## WHAT THE TASK REQUIRES
Word for word, copy out the data below, omitting pictures.

## EXERCISE MATERIALS
================================
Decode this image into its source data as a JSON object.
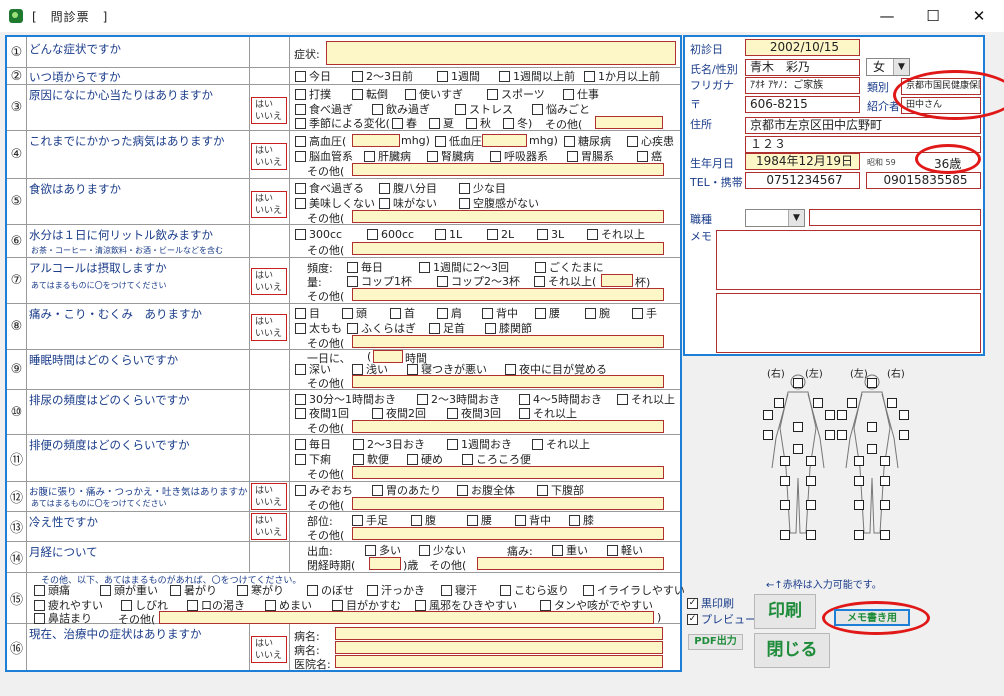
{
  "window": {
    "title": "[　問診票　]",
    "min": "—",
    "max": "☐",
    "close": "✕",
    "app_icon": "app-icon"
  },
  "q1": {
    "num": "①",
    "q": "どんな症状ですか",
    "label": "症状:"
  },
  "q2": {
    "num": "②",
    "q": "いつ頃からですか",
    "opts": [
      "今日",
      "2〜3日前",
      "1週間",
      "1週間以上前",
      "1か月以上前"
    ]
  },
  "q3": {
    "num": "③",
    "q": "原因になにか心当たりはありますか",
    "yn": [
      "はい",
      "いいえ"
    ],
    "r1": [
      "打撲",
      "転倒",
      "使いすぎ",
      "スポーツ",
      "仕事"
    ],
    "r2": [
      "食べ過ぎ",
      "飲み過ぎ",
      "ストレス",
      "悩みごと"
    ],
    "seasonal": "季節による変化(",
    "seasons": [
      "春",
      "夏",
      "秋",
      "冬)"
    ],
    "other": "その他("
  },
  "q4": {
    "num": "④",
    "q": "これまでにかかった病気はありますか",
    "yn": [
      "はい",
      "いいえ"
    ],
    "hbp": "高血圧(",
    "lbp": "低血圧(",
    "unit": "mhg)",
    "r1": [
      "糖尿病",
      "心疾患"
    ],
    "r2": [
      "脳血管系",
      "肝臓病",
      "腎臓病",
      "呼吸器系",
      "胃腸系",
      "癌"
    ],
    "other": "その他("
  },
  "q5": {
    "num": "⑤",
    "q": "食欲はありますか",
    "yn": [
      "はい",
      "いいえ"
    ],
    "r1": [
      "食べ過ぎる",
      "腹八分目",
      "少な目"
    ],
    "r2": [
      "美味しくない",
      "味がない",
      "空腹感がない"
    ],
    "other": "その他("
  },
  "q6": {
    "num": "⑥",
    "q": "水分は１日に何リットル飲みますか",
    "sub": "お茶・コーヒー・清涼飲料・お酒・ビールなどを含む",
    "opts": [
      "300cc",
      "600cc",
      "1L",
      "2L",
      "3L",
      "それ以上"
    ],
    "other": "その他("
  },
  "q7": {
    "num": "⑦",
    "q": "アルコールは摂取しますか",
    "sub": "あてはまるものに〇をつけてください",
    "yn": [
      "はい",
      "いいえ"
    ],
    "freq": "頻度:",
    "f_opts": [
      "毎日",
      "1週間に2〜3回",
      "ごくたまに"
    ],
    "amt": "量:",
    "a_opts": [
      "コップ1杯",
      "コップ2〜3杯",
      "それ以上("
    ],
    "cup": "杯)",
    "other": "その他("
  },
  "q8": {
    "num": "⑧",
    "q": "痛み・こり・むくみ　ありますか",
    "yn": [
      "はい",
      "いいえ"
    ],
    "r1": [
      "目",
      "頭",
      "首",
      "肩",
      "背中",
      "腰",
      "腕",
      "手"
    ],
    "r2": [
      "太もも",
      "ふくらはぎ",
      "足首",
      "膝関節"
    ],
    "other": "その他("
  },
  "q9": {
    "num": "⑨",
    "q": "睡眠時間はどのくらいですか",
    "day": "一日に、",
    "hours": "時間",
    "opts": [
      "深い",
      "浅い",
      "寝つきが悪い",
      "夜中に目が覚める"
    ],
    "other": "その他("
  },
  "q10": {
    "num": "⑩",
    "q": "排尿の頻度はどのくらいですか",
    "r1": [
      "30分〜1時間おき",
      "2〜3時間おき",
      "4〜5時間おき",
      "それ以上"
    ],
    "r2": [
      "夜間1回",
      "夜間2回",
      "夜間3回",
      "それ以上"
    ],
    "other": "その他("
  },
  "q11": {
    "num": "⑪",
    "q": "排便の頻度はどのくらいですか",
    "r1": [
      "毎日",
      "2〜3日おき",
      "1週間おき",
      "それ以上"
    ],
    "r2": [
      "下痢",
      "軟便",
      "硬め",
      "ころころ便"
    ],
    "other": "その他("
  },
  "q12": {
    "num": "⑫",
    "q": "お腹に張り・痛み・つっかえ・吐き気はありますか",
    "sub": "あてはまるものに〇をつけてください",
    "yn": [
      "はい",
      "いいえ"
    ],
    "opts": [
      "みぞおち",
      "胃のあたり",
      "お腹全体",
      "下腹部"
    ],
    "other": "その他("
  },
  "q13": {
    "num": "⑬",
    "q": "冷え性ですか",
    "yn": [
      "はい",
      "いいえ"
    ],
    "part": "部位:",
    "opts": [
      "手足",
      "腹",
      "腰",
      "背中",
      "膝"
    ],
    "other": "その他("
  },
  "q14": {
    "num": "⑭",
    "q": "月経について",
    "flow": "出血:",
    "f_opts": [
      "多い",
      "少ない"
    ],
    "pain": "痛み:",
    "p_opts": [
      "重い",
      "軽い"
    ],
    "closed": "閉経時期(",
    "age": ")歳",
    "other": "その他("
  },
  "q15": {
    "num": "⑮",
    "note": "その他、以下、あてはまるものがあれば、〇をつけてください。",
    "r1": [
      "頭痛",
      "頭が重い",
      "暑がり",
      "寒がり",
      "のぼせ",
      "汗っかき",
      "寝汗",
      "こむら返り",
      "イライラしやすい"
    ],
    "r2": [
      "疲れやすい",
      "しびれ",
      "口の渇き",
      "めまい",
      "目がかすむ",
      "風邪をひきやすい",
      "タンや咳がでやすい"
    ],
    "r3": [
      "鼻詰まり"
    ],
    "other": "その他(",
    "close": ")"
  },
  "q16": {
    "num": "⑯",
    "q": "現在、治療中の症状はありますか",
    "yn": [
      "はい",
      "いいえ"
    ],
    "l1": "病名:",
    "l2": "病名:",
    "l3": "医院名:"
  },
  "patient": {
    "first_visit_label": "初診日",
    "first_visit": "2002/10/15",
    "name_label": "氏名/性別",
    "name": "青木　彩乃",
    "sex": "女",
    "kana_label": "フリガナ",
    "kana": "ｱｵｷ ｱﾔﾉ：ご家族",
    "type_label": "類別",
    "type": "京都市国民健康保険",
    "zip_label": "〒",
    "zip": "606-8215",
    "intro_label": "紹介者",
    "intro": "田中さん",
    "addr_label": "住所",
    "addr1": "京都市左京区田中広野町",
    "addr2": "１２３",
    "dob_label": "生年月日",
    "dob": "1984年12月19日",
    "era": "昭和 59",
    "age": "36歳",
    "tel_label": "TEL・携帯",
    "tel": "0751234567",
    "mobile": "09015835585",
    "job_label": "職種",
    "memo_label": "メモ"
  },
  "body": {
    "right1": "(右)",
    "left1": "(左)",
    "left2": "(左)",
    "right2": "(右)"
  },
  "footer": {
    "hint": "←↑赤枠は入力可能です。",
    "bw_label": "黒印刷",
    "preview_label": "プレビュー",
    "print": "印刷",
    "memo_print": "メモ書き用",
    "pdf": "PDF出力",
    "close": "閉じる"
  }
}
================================
## SOLVED EXERCISE
Decode this image into its source data as a JSON object.
{
  "window": {
    "title": "[　問診票　]",
    "min": "—",
    "max": "☐",
    "close": "✕",
    "app_icon": "app-icon"
  },
  "q1": {
    "num": "①",
    "q": "どんな症状ですか",
    "label": "症状:"
  },
  "q2": {
    "num": "②",
    "q": "いつ頃からですか",
    "opts": [
      "今日",
      "2〜3日前",
      "1週間",
      "1週間以上前",
      "1か月以上前"
    ]
  },
  "q3": {
    "num": "③",
    "q": "原因になにか心当たりはありますか",
    "yn": [
      "はい",
      "いいえ"
    ],
    "r1": [
      "打撲",
      "転倒",
      "使いすぎ",
      "スポーツ",
      "仕事"
    ],
    "r2": [
      "食べ過ぎ",
      "飲み過ぎ",
      "ストレス",
      "悩みごと"
    ],
    "seasonal": "季節による変化(",
    "seasons": [
      "春",
      "夏",
      "秋",
      "冬)"
    ],
    "other": "その他("
  },
  "q4": {
    "num": "④",
    "q": "これまでにかかった病気はありますか",
    "yn": [
      "はい",
      "いいえ"
    ],
    "hbp": "高血圧(",
    "lbp": "低血圧(",
    "unit": "mhg)",
    "r1": [
      "糖尿病",
      "心疾患"
    ],
    "r2": [
      "脳血管系",
      "肝臓病",
      "腎臓病",
      "呼吸器系",
      "胃腸系",
      "癌"
    ],
    "other": "その他("
  },
  "q5": {
    "num": "⑤",
    "q": "食欲はありますか",
    "yn": [
      "はい",
      "いいえ"
    ],
    "r1": [
      "食べ過ぎる",
      "腹八分目",
      "少な目"
    ],
    "r2": [
      "美味しくない",
      "味がない",
      "空腹感がない"
    ],
    "other": "その他("
  },
  "q6": {
    "num": "⑥",
    "q": "水分は１日に何リットル飲みますか",
    "sub": "お茶・コーヒー・清涼飲料・お酒・ビールなどを含む",
    "opts": [
      "300cc",
      "600cc",
      "1L",
      "2L",
      "3L",
      "それ以上"
    ],
    "other": "その他("
  },
  "q7": {
    "num": "⑦",
    "q": "アルコールは摂取しますか",
    "sub": "あてはまるものに〇をつけてください",
    "yn": [
      "はい",
      "いいえ"
    ],
    "freq": "頻度:",
    "f_opts": [
      "毎日",
      "1週間に2〜3回",
      "ごくたまに"
    ],
    "amt": "量:",
    "a_opts": [
      "コップ1杯",
      "コップ2〜3杯",
      "それ以上("
    ],
    "cup": "杯)",
    "other": "その他("
  },
  "q8": {
    "num": "⑧",
    "q": "痛み・こり・むくみ　ありますか",
    "yn": [
      "はい",
      "いいえ"
    ],
    "r1": [
      "目",
      "頭",
      "首",
      "肩",
      "背中",
      "腰",
      "腕",
      "手"
    ],
    "r2": [
      "太もも",
      "ふくらはぎ",
      "足首",
      "膝関節"
    ],
    "other": "その他("
  },
  "q9": {
    "num": "⑨",
    "q": "睡眠時間はどのくらいですか",
    "day": "一日に、",
    "hours": "時間",
    "opts": [
      "深い",
      "浅い",
      "寝つきが悪い",
      "夜中に目が覚める"
    ],
    "other": "その他("
  },
  "q10": {
    "num": "⑩",
    "q": "排尿の頻度はどのくらいですか",
    "r1": [
      "30分〜1時間おき",
      "2〜3時間おき",
      "4〜5時間おき",
      "それ以上"
    ],
    "r2": [
      "夜間1回",
      "夜間2回",
      "夜間3回",
      "それ以上"
    ],
    "other": "その他("
  },
  "q11": {
    "num": "⑪",
    "q": "排便の頻度はどのくらいですか",
    "r1": [
      "毎日",
      "2〜3日おき",
      "1週間おき",
      "それ以上"
    ],
    "r2": [
      "下痢",
      "軟便",
      "硬め",
      "ころころ便"
    ],
    "other": "その他("
  },
  "q12": {
    "num": "⑫",
    "q": "お腹に張り・痛み・つっかえ・吐き気はありますか",
    "sub": "あてはまるものに〇をつけてください",
    "yn": [
      "はい",
      "いいえ"
    ],
    "opts": [
      "みぞおち",
      "胃のあたり",
      "お腹全体",
      "下腹部"
    ],
    "other": "その他("
  },
  "q13": {
    "num": "⑬",
    "q": "冷え性ですか",
    "yn": [
      "はい",
      "いいえ"
    ],
    "part": "部位:",
    "opts": [
      "手足",
      "腹",
      "腰",
      "背中",
      "膝"
    ],
    "other": "その他("
  },
  "q14": {
    "num": "⑭",
    "q": "月経について",
    "flow": "出血:",
    "f_opts": [
      "多い",
      "少ない"
    ],
    "pain": "痛み:",
    "p_opts": [
      "重い",
      "軽い"
    ],
    "closed": "閉経時期(",
    "age": ")歳",
    "other": "その他("
  },
  "q15": {
    "num": "⑮",
    "note": "その他、以下、あてはまるものがあれば、〇をつけてください。",
    "r1": [
      "頭痛",
      "頭が重い",
      "暑がり",
      "寒がり",
      "のぼせ",
      "汗っかき",
      "寝汗",
      "こむら返り",
      "イライラしやすい"
    ],
    "r2": [
      "疲れやすい",
      "しびれ",
      "口の渇き",
      "めまい",
      "目がかすむ",
      "風邪をひきやすい",
      "タンや咳がでやすい"
    ],
    "r3": [
      "鼻詰まり"
    ],
    "other": "その他(",
    "close": ")"
  },
  "q16": {
    "num": "⑯",
    "q": "現在、治療中の症状はありますか",
    "yn": [
      "はい",
      "いいえ"
    ],
    "l1": "病名:",
    "l2": "病名:",
    "l3": "医院名:"
  },
  "patient": {
    "first_visit_label": "初診日",
    "first_visit": "2002/10/15",
    "name_label": "氏名/性別",
    "name": "青木　彩乃",
    "sex": "女",
    "kana_label": "フリガナ",
    "kana": "ｱｵｷ ｱﾔﾉ：ご家族",
    "type_label": "類別",
    "type": "京都市国民健康保険",
    "zip_label": "〒",
    "zip": "606-8215",
    "intro_label": "紹介者",
    "intro": "田中さん",
    "addr_label": "住所",
    "addr1": "京都市左京区田中広野町",
    "addr2": "１２３",
    "dob_label": "生年月日",
    "dob": "1984年12月19日",
    "era": "昭和 59",
    "age": "36歳",
    "tel_label": "TEL・携帯",
    "tel": "0751234567",
    "mobile": "09015835585",
    "job_label": "職種",
    "memo_label": "メモ"
  },
  "body": {
    "right1": "(右)",
    "left1": "(左)",
    "left2": "(左)",
    "right2": "(右)"
  },
  "footer": {
    "hint": "←↑赤枠は入力可能です。",
    "bw_label": "黒印刷",
    "preview_label": "プレビュー",
    "print": "印刷",
    "memo_print": "メモ書き用",
    "pdf": "PDF出力",
    "close": "閉じる"
  }
}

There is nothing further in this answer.